Webster learned that, on the day of his disappearance, Wentworth applied for a furlough so that he could explore Capitol Hill. Wentworth's cousin was the sergeant in charge of the company, so Wentworth obtained his leave with little difficulty. The private was a bit of a history buff, and his comrades said that Harvey was excited to see the Capitol Building, which was under construction at the time.
The building itself had been completed and occupied for some time, but the Senate and House wings were being built when Company D arrived. Not long before, President Lincoln had stated that "the capitol should be completed at once, giving the whole world the spectacle of a nation fighting a successful fight with rebellion and at the same time setting the seal on its success by fixing the emblem of liberty on the pinnacle of the capitol." The construction would not be complete until 1864.

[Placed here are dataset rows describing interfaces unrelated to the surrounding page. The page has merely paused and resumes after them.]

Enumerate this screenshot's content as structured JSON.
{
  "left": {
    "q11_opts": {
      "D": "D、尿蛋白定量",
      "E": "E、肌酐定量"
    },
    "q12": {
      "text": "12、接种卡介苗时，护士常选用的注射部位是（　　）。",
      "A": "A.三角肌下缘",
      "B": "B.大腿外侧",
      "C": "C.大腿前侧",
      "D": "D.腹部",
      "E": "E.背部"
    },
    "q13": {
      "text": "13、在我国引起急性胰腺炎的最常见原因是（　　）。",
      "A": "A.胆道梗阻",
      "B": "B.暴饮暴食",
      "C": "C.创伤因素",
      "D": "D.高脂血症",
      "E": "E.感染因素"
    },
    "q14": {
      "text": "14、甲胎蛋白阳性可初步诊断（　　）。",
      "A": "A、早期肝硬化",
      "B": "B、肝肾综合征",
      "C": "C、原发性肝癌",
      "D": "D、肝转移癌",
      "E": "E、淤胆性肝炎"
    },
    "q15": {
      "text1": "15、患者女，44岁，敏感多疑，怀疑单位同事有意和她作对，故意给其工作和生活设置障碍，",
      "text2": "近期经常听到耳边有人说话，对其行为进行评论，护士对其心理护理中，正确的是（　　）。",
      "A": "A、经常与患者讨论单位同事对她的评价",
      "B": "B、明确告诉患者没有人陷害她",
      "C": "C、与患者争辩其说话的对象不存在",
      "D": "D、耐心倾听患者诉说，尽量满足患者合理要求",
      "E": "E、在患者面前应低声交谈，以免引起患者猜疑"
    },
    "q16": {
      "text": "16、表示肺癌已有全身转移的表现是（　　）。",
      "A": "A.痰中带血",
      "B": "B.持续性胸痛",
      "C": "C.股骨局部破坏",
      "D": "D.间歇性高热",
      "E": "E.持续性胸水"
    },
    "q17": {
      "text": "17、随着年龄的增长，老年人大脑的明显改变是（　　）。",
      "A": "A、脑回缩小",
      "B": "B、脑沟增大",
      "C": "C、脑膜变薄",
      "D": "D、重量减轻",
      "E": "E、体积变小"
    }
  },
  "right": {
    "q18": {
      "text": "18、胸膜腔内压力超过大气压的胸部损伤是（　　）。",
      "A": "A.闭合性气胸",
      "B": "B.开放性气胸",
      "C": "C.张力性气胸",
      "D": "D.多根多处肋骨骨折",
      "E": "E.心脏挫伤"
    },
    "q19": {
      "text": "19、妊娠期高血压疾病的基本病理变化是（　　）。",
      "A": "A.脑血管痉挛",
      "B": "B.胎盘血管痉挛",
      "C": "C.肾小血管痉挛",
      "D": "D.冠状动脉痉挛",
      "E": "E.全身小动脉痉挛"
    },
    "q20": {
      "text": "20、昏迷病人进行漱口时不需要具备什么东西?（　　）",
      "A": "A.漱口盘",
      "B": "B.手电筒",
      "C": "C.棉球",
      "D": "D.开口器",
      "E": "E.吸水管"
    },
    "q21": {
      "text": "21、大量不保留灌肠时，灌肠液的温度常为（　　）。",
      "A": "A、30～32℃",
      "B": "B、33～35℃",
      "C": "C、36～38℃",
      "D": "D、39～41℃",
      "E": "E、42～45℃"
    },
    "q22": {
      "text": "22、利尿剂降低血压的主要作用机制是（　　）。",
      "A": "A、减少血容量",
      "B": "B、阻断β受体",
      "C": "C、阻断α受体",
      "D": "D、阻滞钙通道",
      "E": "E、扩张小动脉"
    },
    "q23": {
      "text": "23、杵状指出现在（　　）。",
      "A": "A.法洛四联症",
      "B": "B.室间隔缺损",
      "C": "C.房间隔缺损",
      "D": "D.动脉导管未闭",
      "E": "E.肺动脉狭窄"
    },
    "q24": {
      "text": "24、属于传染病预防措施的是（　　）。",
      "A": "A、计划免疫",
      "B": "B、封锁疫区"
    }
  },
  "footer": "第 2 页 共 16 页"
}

At the time of Wentworth's disappearance, it was illegal for soldiers to be seen in the streets of the city out of uniform, and the official investigation revealed that sentries did report stopping a soldier of Wentworth's description as he attempted to cross the Georgetown Bridge. As a matter of fact, every approach to Capitol Hill was guarded by sentries, and they all had seen Wentworth's furlough pass. He was identified by the patrol crossing at Rock Creek, and it was known that Wentworth had walked down Pennsylvania Avenue as far as the Capitol. He was last seen on the brow of Capitol Hill, leisurely viewing the construction site. And that's where the trail ended-- what happened to the private after that moment is still a mystery, though Webster was able to formulate a theory that just might solve the mystery of the soldier's disappearance.
At that time, the construction site would have been swarming with masons and artisans, busily chipping away at huge slabs of marble. It was a sweltering summer day and the Navy investigator believed that Wentworth, to escape the heat and satisfy his curiosity, had descended the narrow sandstone steps beneath the center of the rotunda in order to explore the cool, shady subterranean passageways that were in various stages of completion. On the day of his disappearance workmen were rearing the dome of the Capitol and a large crowd was on hand, thereby drawing attention away from Wentworth's activities. All eyes were on the dome, so the young man could have entered the miles of passageways undetected.
Webster theorized that Harvey Wentworth had lost his way in the dark and either became asphyxiated or injured. As a result, the unconscious soldier had been walled in by construction workers.
Coffeyville (KS) Daily Journal, June 1, 1897
Pittsburgh Daily Post, Aug. 24, 1921
UPDATE: A few readers have informed us that this story might be nothing more than a legend, as there appears to be no record of the "19th New Hampshire Volunteers". Online record searches show that there were a few Harvey Wentworths alive at the time-- in Maine, not New Hampshire. Since this rather well-known story has appeared in newspapers from the late 19th to mid-20th centuries, it's possible that facts may have gotten altered due to repeated re-tellings. Or, as some readers have suggested, it's just a myth. True or not, it's still a pretty darn good story.